Why it’s hard to stop it
| GEORGE OGOLA | The information landscape in Africa – as elsewhere in the world – has expanded exponentially over the last decade. The proliferation of platform media, including Facebook, Twitter and YouTube, has been instrumental in this expansion. This has created important new debating spaces.
These platforms have now become essential for political campaigns across the continent. In Kenya, for example, social media has turned into a powerful new battleground in electoral politics.
Traditionally, political debates have been shaped by mainstream media. However, over the years, public trust in these media has waned. The country’s mainstream media remains strongly wedded to factional ethnic and class interests. This has increasingly undermined its capacity to facilitate fair and open debate. This is particularly true during elections.
Social media platforms have exploited this trust deficit, acting as important alternative sites for political deliberation. However, they have also become powerful tools for disinformation and misinformation.
According to a recent report by the Mozilla Foundation, which campaigns for an open and accessible internet, there is now a relatively well-established disinformation industry in Kenya. It is largely driven by social media influencers.
Over the last 10 years, I have carried out research on the interface between digital technologies and politics in Kenya. The Mozilla report demonstrates what I’ve witnessed – the evolution of the political role of some of the country’s digital spaces.
There is no evidence that disinformation and misinformation practices can on their own influence the outcome of elections. Nevertheless, they pose a danger to democratic processes.

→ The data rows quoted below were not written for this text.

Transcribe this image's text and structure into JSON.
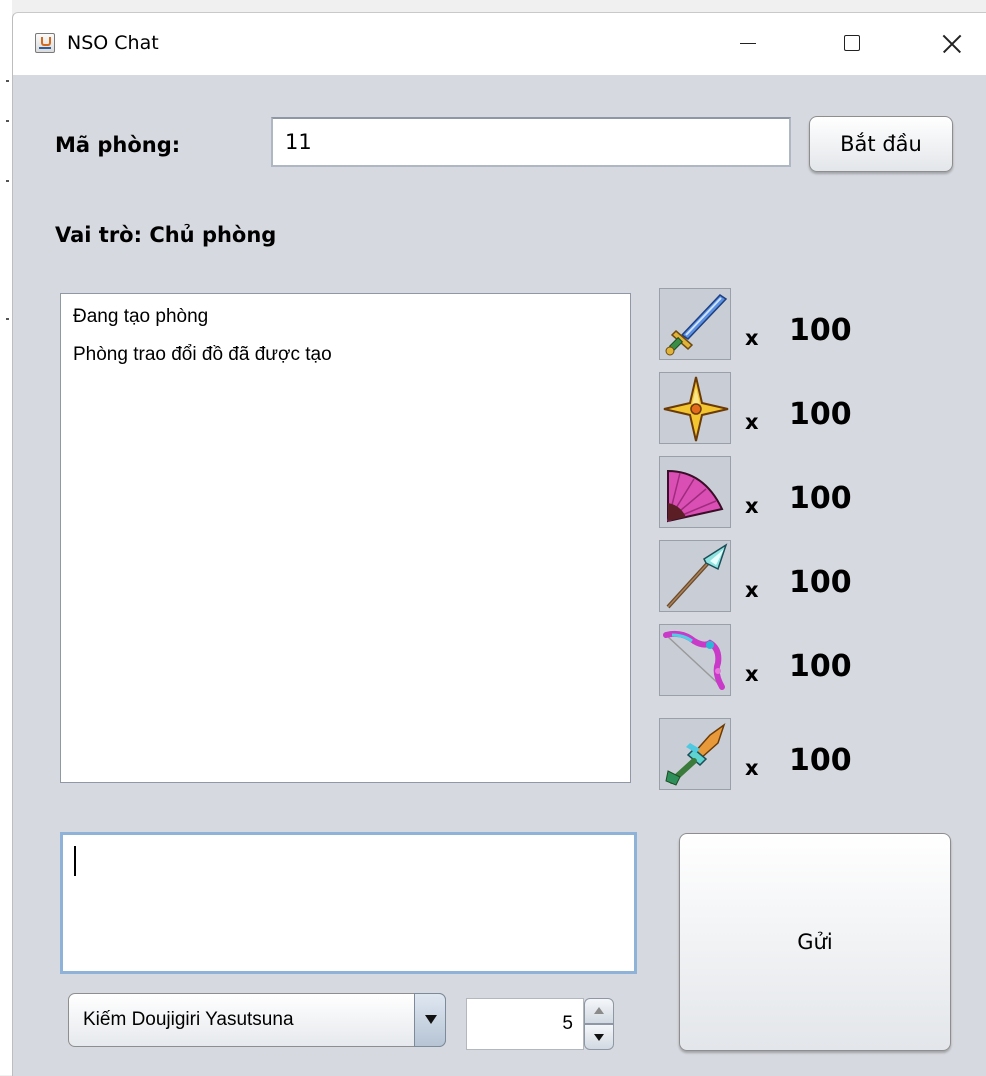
{
  "window": {
    "title": "NSO Chat"
  },
  "header": {
    "room_label": "Mã phòng:",
    "room_value": "11",
    "start_label": "Bắt đầu",
    "role_label": "Vai trò: Chủ phòng"
  },
  "chat": {
    "messages": [
      "Đang tạo phòng",
      "Phòng trao đổi đồ đã được tạo"
    ]
  },
  "items": [
    {
      "icon": "sword-icon",
      "x": "x",
      "qty": "100"
    },
    {
      "icon": "shuriken-icon",
      "x": "x",
      "qty": "100"
    },
    {
      "icon": "fan-icon",
      "x": "x",
      "qty": "100"
    },
    {
      "icon": "spear-icon",
      "x": "x",
      "qty": "100"
    },
    {
      "icon": "bow-icon",
      "x": "x",
      "qty": "100"
    },
    {
      "icon": "dagger-icon",
      "x": "x",
      "qty": "100"
    }
  ],
  "compose": {
    "message_value": "",
    "send_label": "Gửi",
    "selected_item": "Kiếm Doujigiri Yasutsuna",
    "quantity": "5"
  }
}
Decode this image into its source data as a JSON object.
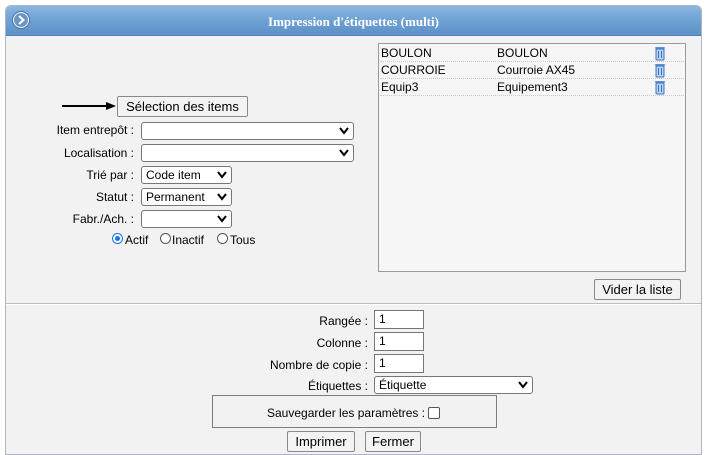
{
  "window": {
    "title": "Impression d'étiquettes (multi)"
  },
  "selection": {
    "button_label": "Sélection des items",
    "fields": [
      {
        "label": "Item entrepôt :",
        "value": ""
      },
      {
        "label": "Localisation :",
        "value": ""
      },
      {
        "label": "Trié par :",
        "value": "Code item"
      },
      {
        "label": "Statut :",
        "value": "Permanent"
      },
      {
        "label": "Fabr./Ach. :",
        "value": ""
      }
    ],
    "radios": [
      {
        "label": "Actif",
        "checked": true
      },
      {
        "label": "Inactif",
        "checked": false
      },
      {
        "label": "Tous",
        "checked": false
      }
    ]
  },
  "list": {
    "rows": [
      {
        "code": "BOULON",
        "description": "BOULON"
      },
      {
        "code": "COURROIE",
        "description": "Courroie AX45"
      },
      {
        "code": "Equip3",
        "description": "Equipement3"
      }
    ],
    "clear_label": "Vider la liste"
  },
  "print": {
    "fields": [
      {
        "label": "Rangée :",
        "value": "1"
      },
      {
        "label": "Colonne :",
        "value": "1"
      },
      {
        "label": "Nombre de copie :",
        "value": "1"
      }
    ],
    "labels_field": {
      "label": "Étiquettes :",
      "value": "Étiquette"
    },
    "save_params": {
      "label": "Sauvegarder les paramètres :",
      "checked": false
    },
    "print_label": "Imprimer",
    "close_label": "Fermer"
  },
  "colors": {
    "title_bar": "#6c9fd2",
    "background": "#f2f2f2",
    "radio_accent": "#1a73e8"
  },
  "icons": {
    "title": "circle-arrow-right-icon",
    "row_delete": "trash-icon",
    "arrow": "arrow-right-icon"
  }
}
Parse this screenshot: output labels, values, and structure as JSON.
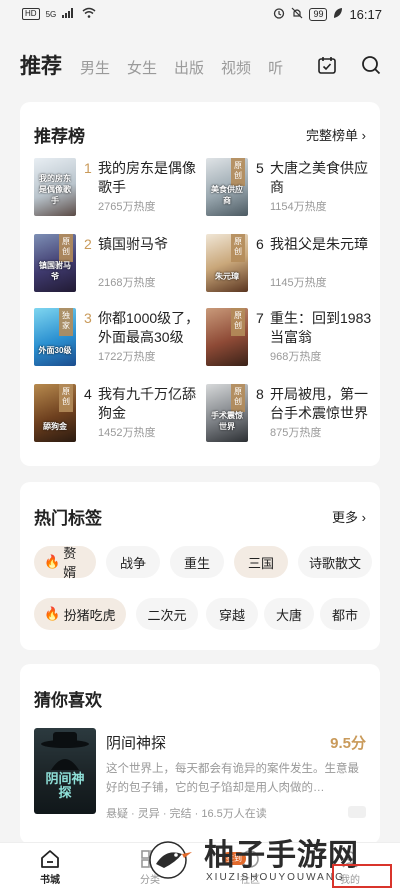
{
  "status_bar": {
    "left_badge": "HD",
    "network": "5G",
    "battery": "99",
    "time": "16:17"
  },
  "top_tabs": [
    "推荐",
    "男生",
    "女生",
    "出版",
    "视频",
    "听"
  ],
  "ranking": {
    "title": "推荐榜",
    "more_label": "完整榜单 ›",
    "items": [
      {
        "rank": "1",
        "title": "我的房东是偶像歌手",
        "heat": "2765万热度",
        "ribbon": "",
        "cover_text": "我的房东是偶像歌手"
      },
      {
        "rank": "2",
        "title": "镇国驸马爷",
        "heat": "2168万热度",
        "ribbon": "原创",
        "cover_text": "镇国驸马爷"
      },
      {
        "rank": "3",
        "title": "你都1000级了，外面最高30级",
        "heat": "1722万热度",
        "ribbon": "独家",
        "cover_text": "外面30级"
      },
      {
        "rank": "4",
        "title": "我有九千万亿舔狗金",
        "heat": "1452万热度",
        "ribbon": "原创",
        "cover_text": "舔狗金"
      },
      {
        "rank": "5",
        "title": "大唐之美食供应商",
        "heat": "1154万热度",
        "ribbon": "原创",
        "cover_text": "美食供应商"
      },
      {
        "rank": "6",
        "title": "我祖父是朱元璋",
        "heat": "1145万热度",
        "ribbon": "原创",
        "cover_text": "朱元璋"
      },
      {
        "rank": "7",
        "title": "重生：回到1983当富翁",
        "heat": "968万热度",
        "ribbon": "原创",
        "cover_text": ""
      },
      {
        "rank": "8",
        "title": "开局被甩，第一台手术震惊世界",
        "heat": "875万热度",
        "ribbon": "原创",
        "cover_text": "手术震惊世界"
      }
    ]
  },
  "tags": {
    "title": "热门标签",
    "more_label": "更多 ›",
    "row1": [
      "赘婿",
      "战争",
      "重生",
      "三国",
      "诗歌散文"
    ],
    "row2": [
      "扮猪吃虎",
      "二次元",
      "穿越",
      "大唐",
      "都市"
    ]
  },
  "guess": {
    "title": "猜你喜欢",
    "book_title": "阴间神探",
    "score": "9.5分",
    "cover_text": "阴间神探",
    "description": "这个世界上，每天都会有诡异的案件发生。生意最好的包子铺，它的包子馅却是用人肉做的…",
    "meta": "悬疑 · 灵异 · 完结 · 16.5万人在读"
  },
  "bottom_nav": {
    "items": [
      {
        "label": "书城",
        "icon": "home-icon"
      },
      {
        "label": "分类",
        "icon": "grid-icon"
      },
      {
        "label": "社区",
        "icon": "community-icon"
      },
      {
        "label": "我的",
        "icon": "profile-icon"
      }
    ]
  },
  "watermark": {
    "main": "柚子手游网",
    "sub": "XIUZISHOUYOUWANG",
    "stamp": "签到"
  },
  "colors": {
    "accent": "#c99a5a",
    "fire": "#e46b2d",
    "background": "#f4f4f4"
  }
}
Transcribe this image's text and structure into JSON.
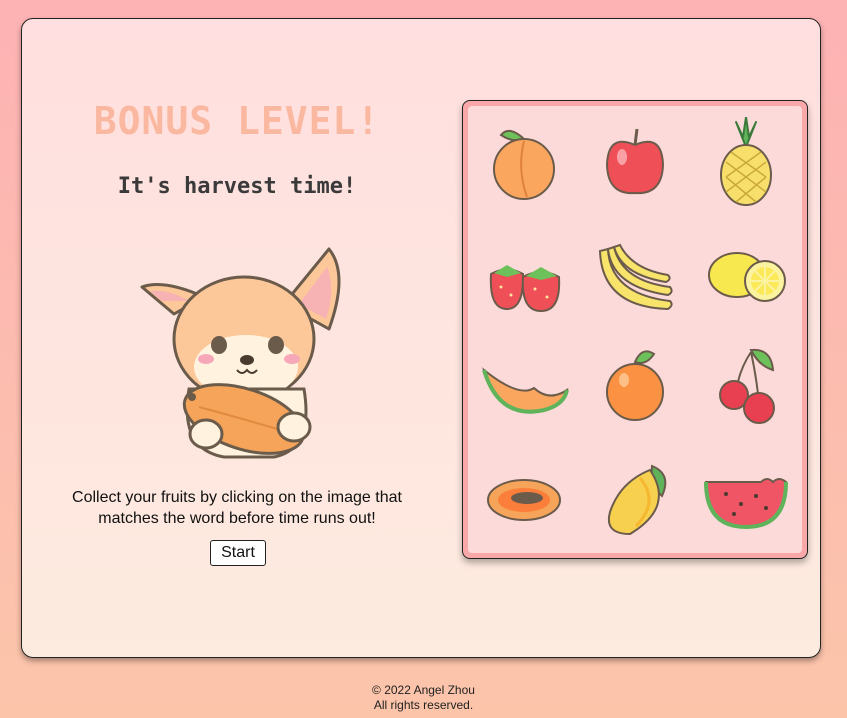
{
  "header": {
    "title": "BONUS LEVEL!",
    "subtitle": "It's harvest time!"
  },
  "instructions": "Collect your fruits by clicking on the image that matches the word before time runs out!",
  "start_label": "Start",
  "mascot_icon": "shiba-dog-holding-papaya-icon",
  "fruits": [
    {
      "icon": "peach-icon"
    },
    {
      "icon": "apple-icon"
    },
    {
      "icon": "pineapple-icon"
    },
    {
      "icon": "strawberry-icon"
    },
    {
      "icon": "banana-icon"
    },
    {
      "icon": "lemon-icon"
    },
    {
      "icon": "cantaloupe-icon"
    },
    {
      "icon": "orange-icon"
    },
    {
      "icon": "cherry-icon"
    },
    {
      "icon": "papaya-icon"
    },
    {
      "icon": "mango-icon"
    },
    {
      "icon": "watermelon-icon"
    }
  ],
  "footer": {
    "copyright": "© 2022 Angel Zhou",
    "rights": "All rights reserved."
  },
  "colors": {
    "title": "#fbb8a0",
    "panel_border": "#f8a8a8",
    "panel_bg": "#fddada"
  }
}
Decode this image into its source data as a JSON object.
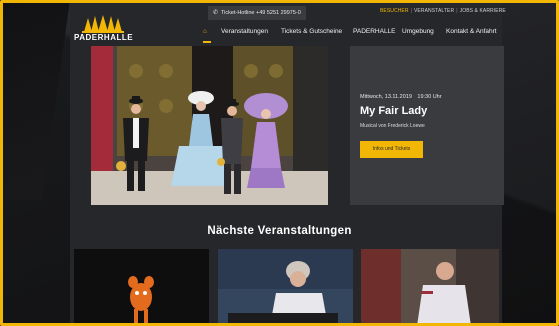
{
  "header": {
    "hotline": "Ticket-Hotline +49 5251 29975-0",
    "top_links": [
      "BESUCHER",
      "VERANSTALTER",
      "JOBS & KARRIERE"
    ],
    "logo_text": "PADERHALLE",
    "nav": [
      "Veranstaltungen",
      "Tickets & Gutscheine",
      "PADERHALLE",
      "Umgebung",
      "Kontakt & Anfahrt"
    ],
    "icons": {
      "home": "home-icon",
      "phone": "phone-icon"
    }
  },
  "hero": {
    "date": "Mittwoch, 13.11.2019",
    "time": "19:30 Uhr",
    "title": "My Fair Lady",
    "subtitle": "Musical von Frederick Loewe",
    "button": "Infos und Tickets"
  },
  "section": {
    "title": "Nächste Veranstaltungen"
  },
  "colors": {
    "accent": "#f2b705",
    "background": "#26272a",
    "panel": "#3a3b3f"
  }
}
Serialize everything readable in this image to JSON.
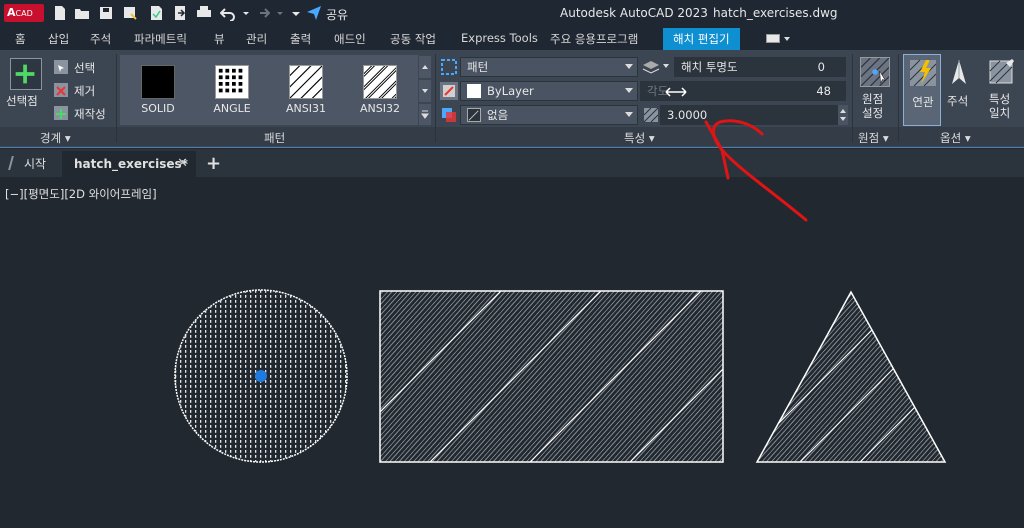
{
  "app": {
    "logo_main": "A",
    "logo_sub": "CAD",
    "share_label": "공유",
    "title": "Autodesk AutoCAD 2023",
    "filename": "hatch_exercises.dwg"
  },
  "tabs": [
    "홈",
    "삽입",
    "주석",
    "파라메트릭",
    "뷰",
    "관리",
    "출력",
    "애드인",
    "공동 작업",
    "Express Tools",
    "주요 응용프로그램",
    "해치 편집기"
  ],
  "ribbon": {
    "boundary": {
      "pick_points": "선택점",
      "select": "선택",
      "remove": "제거",
      "recreate": "재작성",
      "title": "경계 ▾"
    },
    "patterns": {
      "items": [
        "SOLID",
        "ANGLE",
        "ANSI31",
        "ANSI32"
      ],
      "title": "패턴"
    },
    "properties": {
      "type_value": "패턴",
      "color_value": "ByLayer",
      "background_value": "없음",
      "transparency_label": "해치 투명도",
      "transparency_value": "0",
      "angle_label": "각도",
      "angle_value": "48",
      "scale_value": "3.0000",
      "title": "특성 ▾"
    },
    "origin": {
      "set_origin": "원점\n설정",
      "title": "원점 ▾"
    },
    "options": {
      "associative": "연관",
      "annotative": "주석",
      "match": "특성\n일치",
      "title": "옵션 ▾"
    }
  },
  "doc_tabs": {
    "start": "시작",
    "active": "hatch_exercises*",
    "add": "+"
  },
  "viewport": {
    "label": "[−][평면도][2D 와이어프레임]"
  },
  "colors": {
    "accent": "#0e8fd1",
    "annotation": "#e01414",
    "grip": "#1e7be0"
  }
}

They also poison an important space in which deliberative politics should take place. In politically charged environments, such as Kenya’s, they have the capacity to exploit long-held divisions with the potential to trigger violence.
The Mozilla Foundation report notes that social media influencers are capable of manipulating Twitter’s algorithms to determine trending topics. This is significant because such topics tend to shape editorial agendas outside the online platform.
The report identifies the use of a combination of methods to facilitate manipulation. One is the use of sock puppet accounts – multiple accounts controlled by the same user. Another is astroturfing. This is the practice of masking the sponsors of online messages so that they appear organic.
Using these kinds of tools, social media influencers can counter any negative stories about the people who are paying them – or malign opponents.
The Mozilla report cites the online reaction to the Pandora Papers leaks. This was an investigative report by the International Consortium of Investigative Journalists that exposed a “shadow financial system that benefits the world’s most rich and powerful”.
The papers revealed how powerful individuals, including the family of Kenya’s President Uhuru Kenyatta, were using tax havens and secrecy jurisdictions to avoid public scrutiny of their assets. The authors of the Mozilla report uncovered a sophisticated strategy to counter the largely incriminating evidence against the president’s family. It involved astroturfing and the use of hashtags such as #phoneyleaks and #offshoreaccountsfacts.
Disinformation and misinformation practices, especially at election time in Kenya, aren’t new. But platform media provide easier and faster ways of fabricating information and distributing it at scale. Those involved are doing so with little fear due to the platforms’ ability to enable anonymity and pseudonimity.
The rise of these practices was evident in Kenya’s 2017 elections, attracting both local and international actors. An example was the infamous ‘Cambridge Analytica’ case. This involved massive data manipulation done through the deliberate posting of fake news.
There is evidence that these practices are on the rise for the upcoming poll scheduled for August 2022.
Why solutions are hard to come by
Disinformation and misinformation practices involve big tech companies, governments and the public. Their interests and priorities don’t always converge. This makes policy responses particularly challenging.
In addition, many governments are failing to act because of conflicting demands. On the one hand, they need to protect the public from perceived harmful information. On the other, they need to protect citizens’ rights to information and freedom of expression.
It gets even more complicated in countries such as Kenya where the state, as well as extensions of the state, are actively involved in misinformation and disinformation campaigns.
In Kenya, media owners are typically the beneficiaries of a licensing regime that rewards supporters of the government. In most cases, these politicians are keen to use their media for political mobilisation, sometimes through misinformation and disinformation campaigns. This can involve politicians actively undermining potentially effective policy responses that don’t suit their interests.
Another major problem is that social media influencers have a financial incentive to participate in disinformation practices. Political players are spending large amounts of money online to popularise their candidature and undermine opponents. These online platforms offer immediacy and scale.
Still, some policy responses from Canada and Sweden could form the basis for the development of local solutions.
Canada has taken the problem out of the state’s hands. It has done this by creating a nonpartisan panel tasked with decisions on disinformation practices. In Sweden, intelligence agencies work with journalists to address disinformation. As Chris Tenove, a research fellow at the University of British Columbia, puts it: “This uses the insights of intelligence agencies but leaves public communication up to independent journalists”.
These may not necessarily be the panacea to these practices. However, they offer a good starting point from which relevant context-specific responses may be developed.
George Ogola is Reader in Journalism, University of Central Lancashire
Source: the conversation